In the last shot of the sequence, the taxi enters the secret Kingsman base, with the team transforming the taxi back into a normal-looking cab. Taron Egerton was in the taxi as the water drained out, in what was quite a dangerous stunt. “As the water level lowered in the live-action, we composited that with the CG taxi. And then as the water drained away, that wiped through to a live-action taxi – and Taron had to hold his breath until all the water drained out,” details Lawrence. “It was quite nerve-racking!”
In an action-packed scene, characters Eggsy and Jack (Pedro Pascal) head to an Italian ski resort in the Alps and board a cable car. Plate material was shot in Courmayeur, but there was a distinct lack of snow, which had to be rectified using matte paintings. The background itself also had to be modified, which meant that up to 95 percent of the environment ended up being re-created in CG. “Mixing real mountains with CG mountains was tricky,” adds Zeh. “The photography of the mountains was pristine, mega clear and full of detail that we had to re-create seamlessly.”
The cable car spins slowly to afford passengers a 360-degree view of the mountainside, before it speeds up, out of control. “This was a FX-heavy sequence’,”says Zangla. “There was snow spray, cable car destruction, and a lot of rendering volumetric snow, which can be a challenge to get the look of it right, in its translucency and plausibility.”
When it came to the action, the camera angles were plotted and then taken through to pre-vis to further dramatize the sequence. “In a few shots, we played the cable car action a bit more violently than we’d been able to do on set,” explains Lawrence. “We had a very short period of time in which to do it, and we were all worried about it, but it just worked – I think because the lighting had been planned, and the previs didn’t get re-edited.”

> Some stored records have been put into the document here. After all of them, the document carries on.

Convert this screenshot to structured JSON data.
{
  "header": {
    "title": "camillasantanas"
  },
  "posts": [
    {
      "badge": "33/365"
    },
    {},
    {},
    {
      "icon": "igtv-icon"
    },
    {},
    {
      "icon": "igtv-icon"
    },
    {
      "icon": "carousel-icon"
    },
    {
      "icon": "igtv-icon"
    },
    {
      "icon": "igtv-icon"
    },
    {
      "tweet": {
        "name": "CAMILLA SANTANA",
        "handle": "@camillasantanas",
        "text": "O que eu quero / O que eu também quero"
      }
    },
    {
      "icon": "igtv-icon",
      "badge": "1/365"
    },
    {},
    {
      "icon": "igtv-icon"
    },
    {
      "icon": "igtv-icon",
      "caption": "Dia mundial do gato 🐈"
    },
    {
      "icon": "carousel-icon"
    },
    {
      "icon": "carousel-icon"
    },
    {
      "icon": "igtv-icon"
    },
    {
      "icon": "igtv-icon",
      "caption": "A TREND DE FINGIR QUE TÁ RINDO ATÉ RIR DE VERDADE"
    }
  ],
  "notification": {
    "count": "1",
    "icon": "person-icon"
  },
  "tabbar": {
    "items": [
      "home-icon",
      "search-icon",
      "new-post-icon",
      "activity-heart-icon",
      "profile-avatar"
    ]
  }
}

As well as these large sequences, Framestore covered work across the Alpine building shootout, the Mountain Underground Base, and a number of other diverse scenes. “With this show, we weren’t working within similar shots or environments,”says Zeh. “Every shot was a different piece, problem, and solution, which forced us to look at it with new eyes; but this, of course, made it a great show to work on.”